From Data, Much is Possible
These are just a few examples of the new kinds of value that can be extracted from data when it can be extracted from the services used to create it and manipulated by other applications. In these cases, there are elements of storytelling, multimedia presentation and emotional communication that are all made possible by working with the data.
The data we create online isn’t always as easy to access though as location data is from services like MapMyRide.
One of the people working to change that is Jeremie Miller, inventor of the widely used Instant Messaging protocol XMPP and now co-founder of personal data locker startup Singly. (Here’s our in depth write-up of Singly and The Locker Project.)
“When you own your data, anyone can create a new way for you use it, visualize it, experience it and share it,” Miller says.
“When someone else owns your data, then new tools can only be developed with the permission of that 3rd party and tied to that 3rd party’s system.
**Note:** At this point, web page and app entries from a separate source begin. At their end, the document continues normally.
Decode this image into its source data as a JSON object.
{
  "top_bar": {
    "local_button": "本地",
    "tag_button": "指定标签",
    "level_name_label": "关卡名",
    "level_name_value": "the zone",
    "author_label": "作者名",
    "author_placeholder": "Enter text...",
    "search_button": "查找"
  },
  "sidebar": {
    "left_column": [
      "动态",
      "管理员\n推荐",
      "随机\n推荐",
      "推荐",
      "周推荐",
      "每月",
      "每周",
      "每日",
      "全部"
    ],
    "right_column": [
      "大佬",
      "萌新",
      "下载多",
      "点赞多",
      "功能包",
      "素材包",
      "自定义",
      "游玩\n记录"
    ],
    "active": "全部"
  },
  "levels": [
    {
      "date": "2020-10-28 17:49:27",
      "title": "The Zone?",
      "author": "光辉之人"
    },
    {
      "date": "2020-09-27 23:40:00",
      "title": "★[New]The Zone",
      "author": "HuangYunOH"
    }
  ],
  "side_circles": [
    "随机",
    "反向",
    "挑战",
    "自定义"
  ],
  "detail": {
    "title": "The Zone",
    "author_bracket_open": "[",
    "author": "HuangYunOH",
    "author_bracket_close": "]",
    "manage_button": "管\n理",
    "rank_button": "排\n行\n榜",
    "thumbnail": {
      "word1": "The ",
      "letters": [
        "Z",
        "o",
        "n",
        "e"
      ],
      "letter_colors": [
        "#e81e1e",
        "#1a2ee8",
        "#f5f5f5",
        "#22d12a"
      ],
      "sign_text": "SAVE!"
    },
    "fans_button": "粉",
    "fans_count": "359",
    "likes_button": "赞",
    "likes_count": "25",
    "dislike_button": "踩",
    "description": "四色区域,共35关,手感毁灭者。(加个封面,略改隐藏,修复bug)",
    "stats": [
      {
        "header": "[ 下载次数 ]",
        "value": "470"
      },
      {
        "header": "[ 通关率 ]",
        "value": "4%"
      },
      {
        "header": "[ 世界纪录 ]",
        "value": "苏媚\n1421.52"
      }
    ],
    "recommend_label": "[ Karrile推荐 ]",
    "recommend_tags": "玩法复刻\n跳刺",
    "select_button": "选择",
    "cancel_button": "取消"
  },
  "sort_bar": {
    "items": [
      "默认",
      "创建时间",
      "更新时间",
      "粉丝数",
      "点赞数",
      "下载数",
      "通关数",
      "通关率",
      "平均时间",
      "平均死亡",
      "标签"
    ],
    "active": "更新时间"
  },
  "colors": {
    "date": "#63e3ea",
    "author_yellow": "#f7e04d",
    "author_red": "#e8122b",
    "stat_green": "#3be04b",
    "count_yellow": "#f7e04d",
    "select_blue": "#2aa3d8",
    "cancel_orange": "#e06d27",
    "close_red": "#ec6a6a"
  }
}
For those that want to create new experiences, they have to overcome either the permission barriers, or the technological barriers, or the submit-to-a-dictator barriers before doing something great for you with (what should be) your own data. That’s a lot of impedance. For every one awesome new experience that can make it past all that and/or find data that is more free/accessible, there are 10, or 100 more, that didn’t overcome the barriers.”
Thank goodness for freely accessible personal location tracking data; look at the kinds of cool things it makes possible. Perhaps some day all our data, from social networking to health records, will be as accessible to us who should own it to innovate on top of. That would be epic.
My Notes: Again, crowd sourcing is the new direction to go; we just need to arm people with tools to allow them draw insights directly from their own experiences, not to wait for centralized data collectors and analysts to dispense news and info! Ecological research is born this way!